> Exercise requirements: From the first entry to the last, copy each one exactly.

Dataset items
= = = = = = =
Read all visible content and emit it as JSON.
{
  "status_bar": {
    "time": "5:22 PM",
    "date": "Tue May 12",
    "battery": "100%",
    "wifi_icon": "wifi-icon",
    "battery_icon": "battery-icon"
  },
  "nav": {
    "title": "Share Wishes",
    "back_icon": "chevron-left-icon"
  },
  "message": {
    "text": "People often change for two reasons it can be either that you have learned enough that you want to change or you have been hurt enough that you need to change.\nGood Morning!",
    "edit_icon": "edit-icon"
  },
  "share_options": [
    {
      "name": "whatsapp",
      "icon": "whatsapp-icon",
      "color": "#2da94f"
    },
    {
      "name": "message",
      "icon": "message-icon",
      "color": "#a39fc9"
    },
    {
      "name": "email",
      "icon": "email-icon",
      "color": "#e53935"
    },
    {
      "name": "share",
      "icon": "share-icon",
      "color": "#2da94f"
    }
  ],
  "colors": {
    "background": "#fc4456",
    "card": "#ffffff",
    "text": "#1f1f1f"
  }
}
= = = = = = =
> Exercise solution:
Read all visible content and emit it as JSON.
{
  "status_bar": {
    "time": "5:22 PM",
    "date": "Tue May 12",
    "battery": "100%",
    "wifi_icon": "wifi-icon",
    "battery_icon": "battery-icon"
  },
  "nav": {
    "title": "Share Wishes",
    "back_icon": "chevron-left-icon"
  },
  "message": {
    "text": "People often change for two reasons it can be either that you have learned enough that you want to change or you have been hurt enough that you need to change.\nGood Morning!",
    "edit_icon": "edit-icon"
  },
  "share_options": [
    {
      "name": "whatsapp",
      "icon": "whatsapp-icon",
      "color": "#2da94f"
    },
    {
      "name": "message",
      "icon": "message-icon",
      "color": "#a39fc9"
    },
    {
      "name": "email",
      "icon": "email-icon",
      "color": "#e53935"
    },
    {
      "name": "share",
      "icon": "share-icon",
      "color": "#2da94f"
    }
  ],
  "colors": {
    "background": "#fc4456",
    "card": "#ffffff",
    "text": "#1f1f1f"
  }
}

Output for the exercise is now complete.